== What is needed ==
Reproduce exactly, and nothing but, the lines between the one with "Decode this image" and the end of the entries, both ends included.

[Opening Dataset excerpts section]

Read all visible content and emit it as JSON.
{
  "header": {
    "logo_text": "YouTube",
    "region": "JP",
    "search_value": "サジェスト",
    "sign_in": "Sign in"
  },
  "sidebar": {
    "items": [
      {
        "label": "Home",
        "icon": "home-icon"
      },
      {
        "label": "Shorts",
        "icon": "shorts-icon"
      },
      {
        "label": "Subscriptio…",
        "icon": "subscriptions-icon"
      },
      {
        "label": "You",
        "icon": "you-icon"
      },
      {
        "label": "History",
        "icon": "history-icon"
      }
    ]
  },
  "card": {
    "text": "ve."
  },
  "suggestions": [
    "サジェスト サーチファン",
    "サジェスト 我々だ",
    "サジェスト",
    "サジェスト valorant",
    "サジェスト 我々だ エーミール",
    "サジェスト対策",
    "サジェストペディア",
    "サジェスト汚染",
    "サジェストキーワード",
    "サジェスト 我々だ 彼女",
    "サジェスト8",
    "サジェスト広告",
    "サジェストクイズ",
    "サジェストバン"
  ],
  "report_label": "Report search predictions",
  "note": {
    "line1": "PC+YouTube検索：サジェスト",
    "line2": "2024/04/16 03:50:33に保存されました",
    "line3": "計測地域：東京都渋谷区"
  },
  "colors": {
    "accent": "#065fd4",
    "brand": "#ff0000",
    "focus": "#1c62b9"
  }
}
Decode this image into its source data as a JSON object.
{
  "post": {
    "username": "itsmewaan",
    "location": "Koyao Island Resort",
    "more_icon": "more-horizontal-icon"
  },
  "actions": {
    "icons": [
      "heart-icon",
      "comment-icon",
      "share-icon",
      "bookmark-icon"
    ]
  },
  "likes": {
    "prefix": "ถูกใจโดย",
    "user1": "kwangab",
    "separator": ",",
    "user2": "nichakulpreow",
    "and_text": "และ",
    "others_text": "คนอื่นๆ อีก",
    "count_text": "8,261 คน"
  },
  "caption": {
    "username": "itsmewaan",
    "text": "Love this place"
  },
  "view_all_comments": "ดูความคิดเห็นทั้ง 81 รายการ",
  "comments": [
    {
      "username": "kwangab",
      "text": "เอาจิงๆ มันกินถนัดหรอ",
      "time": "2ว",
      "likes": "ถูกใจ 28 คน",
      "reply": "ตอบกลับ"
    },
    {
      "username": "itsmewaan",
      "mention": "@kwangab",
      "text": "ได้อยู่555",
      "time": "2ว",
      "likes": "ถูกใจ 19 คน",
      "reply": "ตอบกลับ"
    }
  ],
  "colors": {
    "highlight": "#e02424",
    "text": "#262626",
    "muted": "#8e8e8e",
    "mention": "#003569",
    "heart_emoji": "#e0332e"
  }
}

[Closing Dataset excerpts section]

== Solution for this task ==
Decode this image into its source data as a JSON object.
{
  "post": {
    "username": "itsmewaan",
    "location": "Koyao Island Resort",
    "more_icon": "more-horizontal-icon"
  },
  "actions": {
    "icons": [
      "heart-icon",
      "comment-icon",
      "share-icon",
      "bookmark-icon"
    ]
  },
  "likes": {
    "prefix": "ถูกใจโดย",
    "user1": "kwangab",
    "separator": ",",
    "user2": "nichakulpreow",
    "and_text": "และ",
    "others_text": "คนอื่นๆ อีก",
    "count_text": "8,261 คน"
  },
  "caption": {
    "username": "itsmewaan",
    "text": "Love this place"
  },
  "view_all_comments": "ดูความคิดเห็นทั้ง 81 รายการ",
  "comments": [
    {
      "username": "kwangab",
      "text": "เอาจิงๆ มันกินถนัดหรอ",
      "time": "2ว",
      "likes": "ถูกใจ 28 คน",
      "reply": "ตอบกลับ"
    },
    {
      "username": "itsmewaan",
      "mention": "@kwangab",
      "text": "ได้อยู่555",
      "time": "2ว",
      "likes": "ถูกใจ 19 คน",
      "reply": "ตอบกลับ"
    }
  ],
  "colors": {
    "highlight": "#e02424",
    "text": "#262626",
    "muted": "#8e8e8e",
    "mention": "#003569",
    "heart_emoji": "#e0332e"
  }
}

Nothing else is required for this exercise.